_YOUR ASSIGNMENT_
Write out the line with "What's the underlying" and each line after it to the end of the material, exactly as they appear and with nothing else.

_PROVIDED RECORDS_

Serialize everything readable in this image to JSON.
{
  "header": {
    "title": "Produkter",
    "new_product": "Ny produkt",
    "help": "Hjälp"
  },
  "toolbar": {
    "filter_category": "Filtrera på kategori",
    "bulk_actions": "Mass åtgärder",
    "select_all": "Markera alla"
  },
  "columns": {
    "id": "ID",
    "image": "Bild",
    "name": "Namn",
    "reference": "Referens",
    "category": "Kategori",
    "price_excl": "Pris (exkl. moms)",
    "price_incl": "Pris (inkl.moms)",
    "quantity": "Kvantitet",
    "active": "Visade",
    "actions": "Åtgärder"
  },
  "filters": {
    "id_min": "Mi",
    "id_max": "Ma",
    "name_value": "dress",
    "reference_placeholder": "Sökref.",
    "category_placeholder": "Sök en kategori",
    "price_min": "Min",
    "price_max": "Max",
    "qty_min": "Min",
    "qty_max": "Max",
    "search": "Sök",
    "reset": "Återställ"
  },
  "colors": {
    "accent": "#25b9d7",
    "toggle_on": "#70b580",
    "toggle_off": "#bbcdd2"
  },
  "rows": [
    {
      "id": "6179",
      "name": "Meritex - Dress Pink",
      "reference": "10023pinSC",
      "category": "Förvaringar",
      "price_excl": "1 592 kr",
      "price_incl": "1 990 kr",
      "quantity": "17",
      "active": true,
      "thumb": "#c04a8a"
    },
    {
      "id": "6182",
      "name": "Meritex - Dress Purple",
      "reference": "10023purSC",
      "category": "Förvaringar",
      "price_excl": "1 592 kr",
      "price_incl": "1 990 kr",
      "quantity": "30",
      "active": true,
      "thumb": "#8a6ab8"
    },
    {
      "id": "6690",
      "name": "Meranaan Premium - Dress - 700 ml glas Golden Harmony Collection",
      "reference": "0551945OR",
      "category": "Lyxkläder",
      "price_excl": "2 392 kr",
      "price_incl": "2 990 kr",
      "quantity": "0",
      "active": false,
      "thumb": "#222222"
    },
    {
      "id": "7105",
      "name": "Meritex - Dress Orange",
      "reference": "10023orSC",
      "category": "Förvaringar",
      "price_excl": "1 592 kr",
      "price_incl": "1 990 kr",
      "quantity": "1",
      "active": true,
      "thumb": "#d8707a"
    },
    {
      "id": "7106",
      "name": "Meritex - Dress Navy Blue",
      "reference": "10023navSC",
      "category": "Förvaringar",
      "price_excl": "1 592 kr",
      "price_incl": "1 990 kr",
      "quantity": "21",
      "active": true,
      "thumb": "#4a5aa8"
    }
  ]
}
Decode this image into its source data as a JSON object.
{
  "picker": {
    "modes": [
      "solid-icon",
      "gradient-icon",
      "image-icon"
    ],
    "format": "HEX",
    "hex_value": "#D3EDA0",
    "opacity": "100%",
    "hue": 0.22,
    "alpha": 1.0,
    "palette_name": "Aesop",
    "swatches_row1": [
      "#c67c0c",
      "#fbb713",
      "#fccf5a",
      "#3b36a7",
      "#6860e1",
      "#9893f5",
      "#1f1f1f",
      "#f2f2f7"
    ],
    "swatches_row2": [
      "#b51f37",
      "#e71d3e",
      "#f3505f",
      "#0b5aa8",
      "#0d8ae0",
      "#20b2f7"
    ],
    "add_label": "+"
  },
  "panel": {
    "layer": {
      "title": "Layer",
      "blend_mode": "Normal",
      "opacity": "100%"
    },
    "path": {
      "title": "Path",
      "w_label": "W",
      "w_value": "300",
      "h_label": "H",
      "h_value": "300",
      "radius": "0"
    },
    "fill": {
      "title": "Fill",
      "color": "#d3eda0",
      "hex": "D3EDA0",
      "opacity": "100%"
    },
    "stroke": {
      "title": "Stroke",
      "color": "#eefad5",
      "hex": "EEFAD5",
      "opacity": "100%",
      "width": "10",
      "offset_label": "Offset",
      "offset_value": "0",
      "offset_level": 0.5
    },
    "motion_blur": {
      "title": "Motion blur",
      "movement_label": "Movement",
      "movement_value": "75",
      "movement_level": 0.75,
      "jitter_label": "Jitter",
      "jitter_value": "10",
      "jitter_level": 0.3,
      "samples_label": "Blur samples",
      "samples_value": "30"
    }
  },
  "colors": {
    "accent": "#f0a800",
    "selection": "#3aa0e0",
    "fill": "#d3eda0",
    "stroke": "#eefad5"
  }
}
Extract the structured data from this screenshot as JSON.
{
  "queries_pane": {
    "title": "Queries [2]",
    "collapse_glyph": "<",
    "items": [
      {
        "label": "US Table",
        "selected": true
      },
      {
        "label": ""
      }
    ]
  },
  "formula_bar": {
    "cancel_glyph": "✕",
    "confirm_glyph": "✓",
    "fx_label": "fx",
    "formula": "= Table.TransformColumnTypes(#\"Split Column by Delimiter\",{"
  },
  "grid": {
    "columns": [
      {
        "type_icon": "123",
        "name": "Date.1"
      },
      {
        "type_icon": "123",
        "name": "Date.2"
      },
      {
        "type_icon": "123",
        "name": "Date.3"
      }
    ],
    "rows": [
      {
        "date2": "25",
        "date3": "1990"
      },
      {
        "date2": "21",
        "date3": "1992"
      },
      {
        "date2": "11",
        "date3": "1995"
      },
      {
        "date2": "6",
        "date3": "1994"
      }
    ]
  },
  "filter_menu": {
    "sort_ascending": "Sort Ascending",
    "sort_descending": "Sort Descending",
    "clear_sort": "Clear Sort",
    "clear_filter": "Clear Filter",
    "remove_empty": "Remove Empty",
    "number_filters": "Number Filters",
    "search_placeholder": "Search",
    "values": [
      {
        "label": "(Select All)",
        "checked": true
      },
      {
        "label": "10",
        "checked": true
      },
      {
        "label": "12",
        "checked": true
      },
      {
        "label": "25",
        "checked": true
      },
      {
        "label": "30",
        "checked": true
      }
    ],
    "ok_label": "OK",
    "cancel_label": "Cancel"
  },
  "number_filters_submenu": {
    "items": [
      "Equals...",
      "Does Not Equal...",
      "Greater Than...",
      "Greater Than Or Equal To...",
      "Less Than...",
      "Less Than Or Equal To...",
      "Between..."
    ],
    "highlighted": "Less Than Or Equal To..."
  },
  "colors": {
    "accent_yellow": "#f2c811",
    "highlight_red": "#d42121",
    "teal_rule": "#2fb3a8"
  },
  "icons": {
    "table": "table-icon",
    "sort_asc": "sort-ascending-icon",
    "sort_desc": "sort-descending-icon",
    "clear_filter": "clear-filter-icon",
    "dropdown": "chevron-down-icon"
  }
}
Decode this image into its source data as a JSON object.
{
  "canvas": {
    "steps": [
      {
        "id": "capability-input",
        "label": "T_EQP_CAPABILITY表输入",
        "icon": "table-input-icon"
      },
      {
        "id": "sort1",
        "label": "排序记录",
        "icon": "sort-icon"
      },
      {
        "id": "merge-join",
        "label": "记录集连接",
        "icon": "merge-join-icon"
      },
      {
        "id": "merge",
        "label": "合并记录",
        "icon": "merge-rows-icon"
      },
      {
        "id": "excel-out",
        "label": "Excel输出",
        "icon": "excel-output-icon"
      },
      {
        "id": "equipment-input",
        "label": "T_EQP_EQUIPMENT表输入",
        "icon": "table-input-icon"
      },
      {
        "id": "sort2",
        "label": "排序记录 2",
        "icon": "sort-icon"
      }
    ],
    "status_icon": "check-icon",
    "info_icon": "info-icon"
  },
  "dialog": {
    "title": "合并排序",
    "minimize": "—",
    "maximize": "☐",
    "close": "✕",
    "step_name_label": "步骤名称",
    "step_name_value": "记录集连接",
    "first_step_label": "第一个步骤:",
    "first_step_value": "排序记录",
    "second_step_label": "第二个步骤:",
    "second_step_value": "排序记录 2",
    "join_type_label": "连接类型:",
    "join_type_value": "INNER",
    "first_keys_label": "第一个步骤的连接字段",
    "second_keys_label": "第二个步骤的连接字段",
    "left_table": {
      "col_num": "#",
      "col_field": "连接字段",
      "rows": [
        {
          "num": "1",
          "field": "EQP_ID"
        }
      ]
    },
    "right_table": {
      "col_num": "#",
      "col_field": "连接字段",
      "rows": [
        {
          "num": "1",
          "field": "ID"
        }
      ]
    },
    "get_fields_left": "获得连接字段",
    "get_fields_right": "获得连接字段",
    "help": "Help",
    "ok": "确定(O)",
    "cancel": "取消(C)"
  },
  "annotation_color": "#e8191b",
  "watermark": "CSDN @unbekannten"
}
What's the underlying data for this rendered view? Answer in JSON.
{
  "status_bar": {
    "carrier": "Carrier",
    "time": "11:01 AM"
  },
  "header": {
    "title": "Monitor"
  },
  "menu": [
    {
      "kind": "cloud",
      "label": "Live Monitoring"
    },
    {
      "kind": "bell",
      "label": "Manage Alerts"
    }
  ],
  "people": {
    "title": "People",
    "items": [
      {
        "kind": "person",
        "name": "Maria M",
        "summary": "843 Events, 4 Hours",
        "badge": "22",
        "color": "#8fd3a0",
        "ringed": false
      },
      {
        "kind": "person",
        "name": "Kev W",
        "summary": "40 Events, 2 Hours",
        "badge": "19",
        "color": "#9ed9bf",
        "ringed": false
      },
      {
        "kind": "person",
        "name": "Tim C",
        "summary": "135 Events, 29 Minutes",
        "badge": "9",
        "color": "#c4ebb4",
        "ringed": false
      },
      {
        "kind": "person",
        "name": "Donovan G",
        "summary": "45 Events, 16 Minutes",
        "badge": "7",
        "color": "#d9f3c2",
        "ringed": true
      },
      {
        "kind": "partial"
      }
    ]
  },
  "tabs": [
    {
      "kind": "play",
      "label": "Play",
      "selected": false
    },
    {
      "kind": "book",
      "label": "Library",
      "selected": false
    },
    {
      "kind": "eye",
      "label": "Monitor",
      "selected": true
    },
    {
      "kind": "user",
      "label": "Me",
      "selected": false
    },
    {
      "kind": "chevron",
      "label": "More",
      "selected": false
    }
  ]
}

_FINISHED EXERCISE_
What's the underlying data for this rendered view? Answer in JSON.
{
  "status_bar": {
    "carrier": "Carrier",
    "time": "11:01 AM"
  },
  "header": {
    "title": "Monitor"
  },
  "menu": [
    {
      "kind": "cloud",
      "label": "Live Monitoring"
    },
    {
      "kind": "bell",
      "label": "Manage Alerts"
    }
  ],
  "people": {
    "title": "People",
    "items": [
      {
        "kind": "person",
        "name": "Maria M",
        "summary": "843 Events, 4 Hours",
        "badge": "22",
        "color": "#8fd3a0",
        "ringed": false
      },
      {
        "kind": "person",
        "name": "Kev W",
        "summary": "40 Events, 2 Hours",
        "badge": "19",
        "color": "#9ed9bf",
        "ringed": false
      },
      {
        "kind": "person",
        "name": "Tim C",
        "summary": "135 Events, 29 Minutes",
        "badge": "9",
        "color": "#c4ebb4",
        "ringed": false
      },
      {
        "kind": "person",
        "name": "Donovan G",
        "summary": "45 Events, 16 Minutes",
        "badge": "7",
        "color": "#d9f3c2",
        "ringed": true
      },
      {
        "kind": "partial"
      }
    ]
  },
  "tabs": [
    {
      "kind": "play",
      "label": "Play",
      "selected": false
    },
    {
      "kind": "book",
      "label": "Library",
      "selected": false
    },
    {
      "kind": "eye",
      "label": "Monitor",
      "selected": true
    },
    {
      "kind": "user",
      "label": "Me",
      "selected": false
    },
    {
      "kind": "chevron",
      "label": "More",
      "selected": false
    }
  ]
}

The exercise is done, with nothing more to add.